Hello, Mr. Nordlinger:
. . . My wife and I were on a Carnival cruise ship all last week, sailing from Ft. Lauderdale to Panama and back. (Nothing beats cruising, eh?) Sunday, April 10, around 0930 local time, we were about halfway through the Florida Straits when a “vessel in distress” was reported and our very large ship spun around and picked up a gentleman who turned out to be a Cuban national, fleeing his island paradise. His “vessel” was a half-deflated raft with an old bed sheet as a sail.
The ship continued on a reverse course (now headed NE) to rendezvous with a Coast Guard cutter dispatched from Key West. After a few hours, the Coasties showed up, picked up the man, then headed off. So did we.

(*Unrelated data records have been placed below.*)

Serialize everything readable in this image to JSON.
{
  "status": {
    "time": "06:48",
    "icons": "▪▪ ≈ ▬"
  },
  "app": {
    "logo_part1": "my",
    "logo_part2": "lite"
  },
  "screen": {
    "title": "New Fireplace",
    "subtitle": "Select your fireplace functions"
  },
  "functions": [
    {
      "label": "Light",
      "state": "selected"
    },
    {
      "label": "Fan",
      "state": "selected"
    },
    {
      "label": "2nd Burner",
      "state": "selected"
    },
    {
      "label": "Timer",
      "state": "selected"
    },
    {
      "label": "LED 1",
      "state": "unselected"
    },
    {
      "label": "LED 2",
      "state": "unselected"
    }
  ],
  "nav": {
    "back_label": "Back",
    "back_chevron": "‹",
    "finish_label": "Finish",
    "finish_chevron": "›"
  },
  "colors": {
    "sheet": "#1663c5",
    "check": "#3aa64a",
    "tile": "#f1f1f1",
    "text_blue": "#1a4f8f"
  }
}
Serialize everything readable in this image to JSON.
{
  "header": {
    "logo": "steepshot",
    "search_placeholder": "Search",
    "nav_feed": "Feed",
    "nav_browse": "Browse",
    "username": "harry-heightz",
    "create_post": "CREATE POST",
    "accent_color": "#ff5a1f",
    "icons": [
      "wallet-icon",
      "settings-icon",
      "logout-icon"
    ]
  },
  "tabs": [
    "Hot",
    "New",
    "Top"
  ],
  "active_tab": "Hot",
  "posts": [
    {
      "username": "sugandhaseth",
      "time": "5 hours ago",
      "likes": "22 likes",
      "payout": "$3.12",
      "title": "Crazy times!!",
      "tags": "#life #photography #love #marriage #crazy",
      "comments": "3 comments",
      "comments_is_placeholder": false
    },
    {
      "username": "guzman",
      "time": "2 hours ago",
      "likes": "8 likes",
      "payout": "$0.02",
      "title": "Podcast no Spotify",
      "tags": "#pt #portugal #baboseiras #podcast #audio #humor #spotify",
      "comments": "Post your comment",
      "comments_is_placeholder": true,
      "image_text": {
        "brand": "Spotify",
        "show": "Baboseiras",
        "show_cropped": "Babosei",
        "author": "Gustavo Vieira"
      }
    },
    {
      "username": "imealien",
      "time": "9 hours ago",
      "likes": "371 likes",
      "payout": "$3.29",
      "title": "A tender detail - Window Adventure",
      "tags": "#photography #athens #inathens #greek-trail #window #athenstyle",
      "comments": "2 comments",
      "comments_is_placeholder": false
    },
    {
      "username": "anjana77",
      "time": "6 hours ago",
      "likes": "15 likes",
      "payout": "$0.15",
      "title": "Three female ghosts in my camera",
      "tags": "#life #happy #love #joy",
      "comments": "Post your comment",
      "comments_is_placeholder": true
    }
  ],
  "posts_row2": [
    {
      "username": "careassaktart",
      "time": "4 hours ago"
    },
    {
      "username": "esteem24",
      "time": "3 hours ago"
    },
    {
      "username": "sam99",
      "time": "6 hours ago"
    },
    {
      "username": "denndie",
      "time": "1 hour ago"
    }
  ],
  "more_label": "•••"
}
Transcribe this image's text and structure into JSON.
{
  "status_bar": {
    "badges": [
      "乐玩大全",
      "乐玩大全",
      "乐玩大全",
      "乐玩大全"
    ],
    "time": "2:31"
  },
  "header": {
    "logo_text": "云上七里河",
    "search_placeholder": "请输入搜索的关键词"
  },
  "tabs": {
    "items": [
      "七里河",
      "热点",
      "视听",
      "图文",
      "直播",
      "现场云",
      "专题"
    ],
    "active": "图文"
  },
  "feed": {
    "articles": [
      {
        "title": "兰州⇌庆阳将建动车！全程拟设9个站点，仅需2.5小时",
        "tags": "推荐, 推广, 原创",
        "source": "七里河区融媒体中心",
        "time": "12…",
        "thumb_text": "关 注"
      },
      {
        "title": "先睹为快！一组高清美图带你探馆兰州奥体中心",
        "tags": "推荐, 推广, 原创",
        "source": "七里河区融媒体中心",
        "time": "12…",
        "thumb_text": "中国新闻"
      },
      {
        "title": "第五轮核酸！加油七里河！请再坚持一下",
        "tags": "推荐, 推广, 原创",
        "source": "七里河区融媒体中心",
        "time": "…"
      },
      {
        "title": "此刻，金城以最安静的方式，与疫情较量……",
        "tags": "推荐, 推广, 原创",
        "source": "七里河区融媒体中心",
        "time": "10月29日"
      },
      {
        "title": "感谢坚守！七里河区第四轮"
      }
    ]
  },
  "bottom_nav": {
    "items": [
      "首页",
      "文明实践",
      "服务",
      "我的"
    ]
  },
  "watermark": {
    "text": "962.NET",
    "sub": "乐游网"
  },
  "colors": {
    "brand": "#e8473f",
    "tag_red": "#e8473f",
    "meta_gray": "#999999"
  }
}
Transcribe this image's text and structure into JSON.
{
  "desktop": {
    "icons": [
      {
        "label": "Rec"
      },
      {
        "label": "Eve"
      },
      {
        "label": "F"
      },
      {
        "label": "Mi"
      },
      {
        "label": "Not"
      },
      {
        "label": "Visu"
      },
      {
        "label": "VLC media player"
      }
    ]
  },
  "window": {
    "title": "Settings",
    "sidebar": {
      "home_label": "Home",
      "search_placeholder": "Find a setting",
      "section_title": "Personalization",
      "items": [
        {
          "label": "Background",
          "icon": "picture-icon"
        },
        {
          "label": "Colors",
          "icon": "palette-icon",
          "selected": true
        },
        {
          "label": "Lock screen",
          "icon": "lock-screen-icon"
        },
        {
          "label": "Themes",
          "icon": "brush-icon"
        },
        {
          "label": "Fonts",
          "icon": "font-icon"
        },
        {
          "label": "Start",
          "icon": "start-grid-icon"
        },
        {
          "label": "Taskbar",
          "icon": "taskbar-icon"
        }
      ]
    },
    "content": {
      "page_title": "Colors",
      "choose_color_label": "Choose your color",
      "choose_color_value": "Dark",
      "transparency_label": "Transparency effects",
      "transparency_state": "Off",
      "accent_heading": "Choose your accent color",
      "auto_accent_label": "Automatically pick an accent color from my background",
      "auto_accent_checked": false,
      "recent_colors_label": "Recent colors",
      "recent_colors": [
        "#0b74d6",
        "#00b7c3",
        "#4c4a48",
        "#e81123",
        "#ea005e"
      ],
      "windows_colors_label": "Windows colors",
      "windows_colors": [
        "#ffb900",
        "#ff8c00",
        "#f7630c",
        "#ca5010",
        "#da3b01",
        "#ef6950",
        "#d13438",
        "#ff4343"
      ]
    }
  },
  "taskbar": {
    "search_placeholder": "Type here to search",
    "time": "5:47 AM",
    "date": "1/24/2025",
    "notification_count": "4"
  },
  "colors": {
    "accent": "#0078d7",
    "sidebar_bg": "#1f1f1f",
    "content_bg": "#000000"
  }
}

Needless to say, the vacation took on a slightly different tone for my wife and me, wondering what would happen to the fellow who risked everything like that, as so many have (most, unsuccessfully). Don’t know, probably will never know. . . .
By the way, the name of our ship was Carnival Freedom.
In accordance with our “wet foot, dry foot” policy, the man would have been returned to Cuba. If you’re able to touch land, you have a chance to stay in the United States. If you’re caught in the water — i.e., with “wet feet” — you’re sent back.
Okay, on to lighter fare (after that disturbing interlude). A little language? A reader writes,
Riding on a bus Friday afternoon, April 15, I passed a large group of teachers who were protesting. I had no idea the teachers were protesting in Los Angeles. They held a huge banner which they obviously spent money on to have commercially produced. The banner read,
Shouldn’t that be “Fewer Teachers”?
What are you, some union-busting, child-hating fascist?
A little music? For my latest piece in City Arts, go here. I touch on three conductors at Carnegie Hall: James Levine (with the Metropolitan Opera Orchestra), Yuri Temirkanov (with the St. Petersburg Philharmonic), and Riccardo Muti (with the Chicago Symphony).
A little more music? The Philadelphia Orchestra has declared bankruptcy. Their pension obligations, etc., have been killing them. They are a little arts-world example of what has happened to Greece, to Wisconsin — of what is happening all over.
When will there be enough wake-up calls to . . . you know: waken?
A little more music? Had a conversation with David Sanborn in the ’hood the other day. He has been one of the leading saxophonists since the ’70s. The calendar says he is supposed to be in his mid-sixties. Nonsense. He looks about 37. And you know how jazzmen are supposed to be cool? How you want and expect them to be cool? Sanborn is, very: and smart, and interesting, and fun.
Nice when people are what they should be.
Speaking of cool cats, my colleague Kevin Williamson told me about something remarkable. It is an artwork, located outside the dinky but delightfully named town of Valentine, Texas. This is in the southwest of the state. And some 35 miles from Valentine is a slightly larger town, Marfa — which sounds to me like certain southerners, and certain Brits, saying “Martha.”
You know what they call the Health and Safety Executive in Britain, don’t you? “’Elf ’n’ Safety.”
Anyway, the artwork in question is a Prada storefront — just that, a storefront, an installation. A sculpture. In the middle of nowhere. An intriguingly quirky thing. Check it out.
And our lil’ finale here — a reader names the next generation:
The next generation will need a name of some kind, same as previous generations were called the Me Generation, Generation X, etc. In light of the mountain of debt we will bury them under, I propose that we call the next one the Bagholder Generation.
A person left holding the bag is one who ends up bearing all the responsibility for a burden that should have been shared. It’s a perfect name for the sorry wretches coming up, and what makes it sweetest for us older types (the Piggish Generation?) is that most of the bagholders are too young to vote on the position we’re putting them in.
They don’t even know they’ll be bagholders yet, but they’ll find out soon enough.